Is the Air Force, a military branch known for its toughness, poised to cower in the face of Elon Musk?
For years now, the SpaceX and Tesla CEO’s out-of-order priorities have made a fool out of government leaders and taxpayers, who foot the bills for many of his lackluster products.
While Musk has been busy selling and promoting flamethrowers and digging tunnels underground, his reusable rockets have malfunctioned and ballooned in price, while his electric cars have faced more major production failures than I have fingers and have even seemingly malfunctioned to the point of accidents and fatality.
Recently, though, Musk’s antics have finally brought the prospect of legal and contractual violations, which, in a perfect world, would free taxpayers from funding many of his inefficiencies. The problem is that not every government body appears to be on the same page.
Some, like the Securities and Exchange Commission, are doing the right thing.
Most readers are well aware by now that Musk hasn’t gotten away scot-free with what appeared to be his deliberate effort to drive up stock prices by declaring through Twitter that he had the funding secured to take Tesla private. The SEC conducted a swift investigation and ultimately came to terms with a settlement agreement that cost the CEO and the company $20 million apiece, all while the Department of Justice is reportedly finishing up a criminal investigation of its own.
But Musk has done more than fire off a few possibly illegal tweets to show that he doesn’t have the right temperament to serve as a CEO or receive government handouts. Whether the Air Force decides to recognize it or not, he’s also demonstrated it through his actions.
Just weeks after telling The New York Times that he does not believe marijuana is helpful for productivity because “you just sit there like a stone on weed,” Musk smoked marijuana while appearing on the Joe Rogan Show.
Since Section 23.504 of the Federal Acquisition Regulations System reads that “no individual shall be awarded a contract of any dollar value unless that individual agrees not to engage in the unlawful manufacture, distribution, dispensing, possession, or use of a controlled substance while performing the contract” — a point that the U.S. Office of Personnel Management emphasizes — SpaceX should be at risk of losing some of its government money.
And yet, although the Air Force awards Musk hundreds of millions of dollars in contracts every year, we have barely heard even a peep out of them.
When pressed by CNBC in early September, an Air Force spokesman said, “We will need time to determine the facts and the appropriate process to handle the situation.”
Well, over a month has gone by and we still haven’t been updated on their findings.

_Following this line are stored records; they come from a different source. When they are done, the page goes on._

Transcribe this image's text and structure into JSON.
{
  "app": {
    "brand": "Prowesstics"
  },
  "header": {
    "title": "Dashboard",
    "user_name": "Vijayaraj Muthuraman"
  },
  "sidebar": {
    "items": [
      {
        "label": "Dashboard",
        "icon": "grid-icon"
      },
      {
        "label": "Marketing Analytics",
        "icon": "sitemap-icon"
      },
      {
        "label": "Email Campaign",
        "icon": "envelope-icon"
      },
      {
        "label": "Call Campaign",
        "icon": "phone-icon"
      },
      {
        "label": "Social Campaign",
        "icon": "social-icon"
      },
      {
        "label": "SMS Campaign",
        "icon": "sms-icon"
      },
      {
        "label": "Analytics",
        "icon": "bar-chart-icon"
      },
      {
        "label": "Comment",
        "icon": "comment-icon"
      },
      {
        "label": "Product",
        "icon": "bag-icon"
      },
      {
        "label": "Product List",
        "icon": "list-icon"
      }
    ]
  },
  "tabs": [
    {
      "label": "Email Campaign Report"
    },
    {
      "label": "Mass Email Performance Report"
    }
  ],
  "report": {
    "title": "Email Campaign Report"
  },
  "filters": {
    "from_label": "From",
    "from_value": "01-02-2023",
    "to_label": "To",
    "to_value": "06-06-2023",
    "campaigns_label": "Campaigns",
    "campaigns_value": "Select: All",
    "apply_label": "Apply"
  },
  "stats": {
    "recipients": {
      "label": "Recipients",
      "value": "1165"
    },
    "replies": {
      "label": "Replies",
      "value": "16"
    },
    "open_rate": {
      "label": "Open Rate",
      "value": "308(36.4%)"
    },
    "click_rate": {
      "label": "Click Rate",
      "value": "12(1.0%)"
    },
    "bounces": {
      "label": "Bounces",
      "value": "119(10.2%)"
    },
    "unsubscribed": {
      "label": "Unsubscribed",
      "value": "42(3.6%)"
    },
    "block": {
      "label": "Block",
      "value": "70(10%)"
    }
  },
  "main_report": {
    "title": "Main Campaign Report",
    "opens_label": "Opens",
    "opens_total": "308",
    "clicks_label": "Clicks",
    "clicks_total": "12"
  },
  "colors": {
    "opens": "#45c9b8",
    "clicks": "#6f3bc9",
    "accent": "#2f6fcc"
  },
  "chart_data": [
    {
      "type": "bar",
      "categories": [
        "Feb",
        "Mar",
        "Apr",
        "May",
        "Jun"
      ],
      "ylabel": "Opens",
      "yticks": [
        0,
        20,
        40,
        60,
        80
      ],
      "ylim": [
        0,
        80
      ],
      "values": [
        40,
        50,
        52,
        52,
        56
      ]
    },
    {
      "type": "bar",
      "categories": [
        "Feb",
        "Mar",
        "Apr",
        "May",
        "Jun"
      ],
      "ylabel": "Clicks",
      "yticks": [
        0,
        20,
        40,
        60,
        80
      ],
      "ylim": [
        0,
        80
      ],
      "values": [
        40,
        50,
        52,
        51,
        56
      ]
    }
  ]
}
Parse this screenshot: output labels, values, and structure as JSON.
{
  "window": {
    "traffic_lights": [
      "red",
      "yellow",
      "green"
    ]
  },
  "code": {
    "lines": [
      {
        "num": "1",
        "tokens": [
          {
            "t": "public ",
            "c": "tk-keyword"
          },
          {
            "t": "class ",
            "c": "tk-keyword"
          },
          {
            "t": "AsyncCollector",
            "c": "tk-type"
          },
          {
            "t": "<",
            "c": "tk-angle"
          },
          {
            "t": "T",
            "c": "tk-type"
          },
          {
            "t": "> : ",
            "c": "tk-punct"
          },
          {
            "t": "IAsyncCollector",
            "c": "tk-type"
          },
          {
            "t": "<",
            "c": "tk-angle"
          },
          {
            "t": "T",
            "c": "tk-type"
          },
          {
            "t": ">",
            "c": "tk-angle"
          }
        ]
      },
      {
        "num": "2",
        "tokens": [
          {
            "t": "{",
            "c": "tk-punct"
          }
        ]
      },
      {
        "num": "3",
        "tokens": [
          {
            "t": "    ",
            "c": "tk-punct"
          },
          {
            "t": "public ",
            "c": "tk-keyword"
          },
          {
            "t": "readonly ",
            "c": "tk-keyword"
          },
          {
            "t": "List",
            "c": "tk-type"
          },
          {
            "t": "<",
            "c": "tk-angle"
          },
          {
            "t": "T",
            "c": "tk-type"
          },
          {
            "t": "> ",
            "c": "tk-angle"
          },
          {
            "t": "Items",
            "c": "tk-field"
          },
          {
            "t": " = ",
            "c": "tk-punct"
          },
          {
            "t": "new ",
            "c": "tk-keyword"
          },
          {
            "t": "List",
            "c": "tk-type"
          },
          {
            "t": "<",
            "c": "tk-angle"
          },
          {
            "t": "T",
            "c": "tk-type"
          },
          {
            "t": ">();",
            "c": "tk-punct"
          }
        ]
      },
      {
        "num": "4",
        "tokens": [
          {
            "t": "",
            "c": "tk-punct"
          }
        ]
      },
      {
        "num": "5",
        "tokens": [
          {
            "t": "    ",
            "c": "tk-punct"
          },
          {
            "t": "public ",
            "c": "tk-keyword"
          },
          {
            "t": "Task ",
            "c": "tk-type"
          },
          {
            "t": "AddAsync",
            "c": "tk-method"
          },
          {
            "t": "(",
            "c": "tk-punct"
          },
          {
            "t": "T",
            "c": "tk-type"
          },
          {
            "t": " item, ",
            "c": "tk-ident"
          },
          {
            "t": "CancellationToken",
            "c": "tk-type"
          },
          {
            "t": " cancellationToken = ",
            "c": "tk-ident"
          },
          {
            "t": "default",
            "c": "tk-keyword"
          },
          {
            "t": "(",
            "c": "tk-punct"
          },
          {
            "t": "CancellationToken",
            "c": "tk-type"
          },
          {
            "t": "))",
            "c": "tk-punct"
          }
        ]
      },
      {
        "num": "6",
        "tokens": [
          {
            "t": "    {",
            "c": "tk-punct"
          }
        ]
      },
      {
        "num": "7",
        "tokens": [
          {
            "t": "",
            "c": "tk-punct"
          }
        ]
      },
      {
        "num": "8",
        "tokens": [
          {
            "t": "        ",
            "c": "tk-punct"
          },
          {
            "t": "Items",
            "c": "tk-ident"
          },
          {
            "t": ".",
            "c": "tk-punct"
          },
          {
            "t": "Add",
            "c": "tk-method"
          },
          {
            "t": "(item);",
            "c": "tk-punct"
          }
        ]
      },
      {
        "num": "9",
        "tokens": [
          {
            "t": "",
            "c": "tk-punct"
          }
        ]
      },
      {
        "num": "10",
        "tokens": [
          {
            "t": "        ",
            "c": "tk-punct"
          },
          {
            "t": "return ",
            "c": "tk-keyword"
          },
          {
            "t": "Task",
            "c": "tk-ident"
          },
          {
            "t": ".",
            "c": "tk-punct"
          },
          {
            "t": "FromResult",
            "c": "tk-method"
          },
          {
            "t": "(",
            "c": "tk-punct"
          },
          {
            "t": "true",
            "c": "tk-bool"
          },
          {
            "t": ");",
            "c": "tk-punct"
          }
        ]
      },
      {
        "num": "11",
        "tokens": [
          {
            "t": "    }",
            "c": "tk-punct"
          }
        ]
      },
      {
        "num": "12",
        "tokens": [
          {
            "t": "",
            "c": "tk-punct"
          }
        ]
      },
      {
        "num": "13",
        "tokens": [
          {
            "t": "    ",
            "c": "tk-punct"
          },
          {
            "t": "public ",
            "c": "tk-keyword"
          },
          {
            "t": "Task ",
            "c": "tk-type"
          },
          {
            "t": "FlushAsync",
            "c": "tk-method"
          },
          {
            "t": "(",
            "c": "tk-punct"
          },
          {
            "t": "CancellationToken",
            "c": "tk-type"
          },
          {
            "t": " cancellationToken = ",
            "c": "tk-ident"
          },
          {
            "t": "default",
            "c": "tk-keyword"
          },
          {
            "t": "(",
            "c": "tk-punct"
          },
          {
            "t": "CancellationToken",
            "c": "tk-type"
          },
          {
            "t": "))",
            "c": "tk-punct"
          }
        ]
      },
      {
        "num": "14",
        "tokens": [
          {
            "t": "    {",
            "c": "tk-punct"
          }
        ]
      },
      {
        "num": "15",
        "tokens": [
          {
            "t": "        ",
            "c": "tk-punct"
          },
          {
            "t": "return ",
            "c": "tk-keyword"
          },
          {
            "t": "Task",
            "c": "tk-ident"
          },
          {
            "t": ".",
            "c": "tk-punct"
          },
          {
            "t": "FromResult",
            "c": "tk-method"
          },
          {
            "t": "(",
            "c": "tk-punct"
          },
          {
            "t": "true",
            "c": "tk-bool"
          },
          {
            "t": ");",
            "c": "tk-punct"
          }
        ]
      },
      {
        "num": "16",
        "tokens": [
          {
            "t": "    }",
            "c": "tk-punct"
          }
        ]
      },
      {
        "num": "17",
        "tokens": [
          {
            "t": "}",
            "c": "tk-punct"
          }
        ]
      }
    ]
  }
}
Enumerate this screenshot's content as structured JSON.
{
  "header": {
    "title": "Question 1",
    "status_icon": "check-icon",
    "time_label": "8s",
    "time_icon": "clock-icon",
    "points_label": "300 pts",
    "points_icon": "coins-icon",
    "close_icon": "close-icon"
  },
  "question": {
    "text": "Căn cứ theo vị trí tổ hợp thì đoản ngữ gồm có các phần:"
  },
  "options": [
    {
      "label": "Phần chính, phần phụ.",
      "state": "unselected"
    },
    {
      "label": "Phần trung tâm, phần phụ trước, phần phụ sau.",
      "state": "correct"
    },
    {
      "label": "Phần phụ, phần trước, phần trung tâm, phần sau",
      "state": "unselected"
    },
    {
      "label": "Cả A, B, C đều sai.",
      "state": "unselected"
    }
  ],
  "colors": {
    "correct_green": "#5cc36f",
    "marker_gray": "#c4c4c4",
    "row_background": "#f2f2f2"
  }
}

Perhaps that’s because the Air Force, a government entity known for its cronyism and non-competitive bidding processes, never had any intention of looking into it in the first place. Perhaps they’re letting their love for the vision of the charismatic Musk get in the way of what’s right for the country.
The Air Force wouldn’t be the first to do look the other way when dealing with Musk: That’s what it seems NASA did for years after SpaceX’s well-reported 2015 explosion until ultimately giving in earlier this year.
Although initially giving reporters the runaround, telling them that they would eventually release a public report of what went wrong, it appears they provided these responses in the hopes that people would forget with the news cycling shifting, allowing them to shield Musk from bad press without consequence.
To their likely dismay, reporters continued to follow up, causing them to – after two years – state that they are not required to release a report of SpaceX’s failure, even though they did so for comparable failures caused by the company’s competitors.
Is this the crony path that the Air Force is poised to follow?
The SEC and DOJ seem to understand how much damage putting Elon Musk on a pedestal would be to his investors and customers, both in the private and public sectors. But the Air Force is dealing with much more than money. National security is on the line.
Then again, what else should we expect from the military branch that provides non-competitive contracts, leading to equipment delays and costing tens of millions more annually?
Taxpayers should demand better.
Read more at: TaxPayer